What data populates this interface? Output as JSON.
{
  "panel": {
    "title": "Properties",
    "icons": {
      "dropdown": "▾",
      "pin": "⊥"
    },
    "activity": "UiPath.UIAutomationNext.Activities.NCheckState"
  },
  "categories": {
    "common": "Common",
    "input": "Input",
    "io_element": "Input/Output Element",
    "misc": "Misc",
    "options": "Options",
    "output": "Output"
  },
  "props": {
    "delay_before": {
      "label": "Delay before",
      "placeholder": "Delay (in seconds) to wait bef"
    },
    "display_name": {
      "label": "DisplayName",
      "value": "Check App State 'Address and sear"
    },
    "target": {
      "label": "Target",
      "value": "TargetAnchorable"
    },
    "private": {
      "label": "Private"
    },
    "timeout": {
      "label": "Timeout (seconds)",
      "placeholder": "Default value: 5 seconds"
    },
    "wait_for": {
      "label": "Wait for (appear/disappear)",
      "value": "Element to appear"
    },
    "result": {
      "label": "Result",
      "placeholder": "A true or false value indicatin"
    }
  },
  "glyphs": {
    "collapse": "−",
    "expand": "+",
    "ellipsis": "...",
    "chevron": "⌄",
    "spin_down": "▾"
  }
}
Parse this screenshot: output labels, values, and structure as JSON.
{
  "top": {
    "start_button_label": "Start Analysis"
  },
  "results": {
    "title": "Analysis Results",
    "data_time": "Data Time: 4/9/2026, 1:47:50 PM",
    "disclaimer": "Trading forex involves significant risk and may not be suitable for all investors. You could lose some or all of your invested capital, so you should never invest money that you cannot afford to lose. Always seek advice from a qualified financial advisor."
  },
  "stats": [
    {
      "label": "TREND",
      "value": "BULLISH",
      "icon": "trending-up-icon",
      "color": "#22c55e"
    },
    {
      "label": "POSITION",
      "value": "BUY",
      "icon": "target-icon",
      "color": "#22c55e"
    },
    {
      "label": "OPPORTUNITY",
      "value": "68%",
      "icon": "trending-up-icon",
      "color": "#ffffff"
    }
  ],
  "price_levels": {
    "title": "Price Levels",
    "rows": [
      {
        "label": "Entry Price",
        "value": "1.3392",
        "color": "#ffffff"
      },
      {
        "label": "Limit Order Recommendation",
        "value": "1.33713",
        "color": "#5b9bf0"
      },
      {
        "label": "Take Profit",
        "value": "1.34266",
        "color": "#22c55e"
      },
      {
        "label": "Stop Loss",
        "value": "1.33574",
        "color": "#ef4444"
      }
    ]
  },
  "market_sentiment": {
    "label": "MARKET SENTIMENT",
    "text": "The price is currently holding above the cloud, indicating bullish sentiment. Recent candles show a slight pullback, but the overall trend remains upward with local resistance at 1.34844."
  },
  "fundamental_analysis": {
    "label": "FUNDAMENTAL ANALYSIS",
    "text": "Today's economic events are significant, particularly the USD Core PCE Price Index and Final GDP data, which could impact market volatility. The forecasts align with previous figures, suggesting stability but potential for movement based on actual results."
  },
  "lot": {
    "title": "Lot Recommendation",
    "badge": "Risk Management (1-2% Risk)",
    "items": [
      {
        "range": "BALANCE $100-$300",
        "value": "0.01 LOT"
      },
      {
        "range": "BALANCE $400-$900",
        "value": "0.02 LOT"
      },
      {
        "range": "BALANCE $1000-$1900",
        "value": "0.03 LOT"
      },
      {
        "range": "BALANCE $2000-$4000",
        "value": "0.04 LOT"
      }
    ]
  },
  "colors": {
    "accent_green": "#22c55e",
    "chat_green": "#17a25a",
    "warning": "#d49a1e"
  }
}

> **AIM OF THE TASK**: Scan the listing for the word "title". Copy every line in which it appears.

> **RESPONSE**:
    "title": "Properties",
    "title": "Analysis Results",
    "title": "Price Levels",
    "title": "Lot Recommendation",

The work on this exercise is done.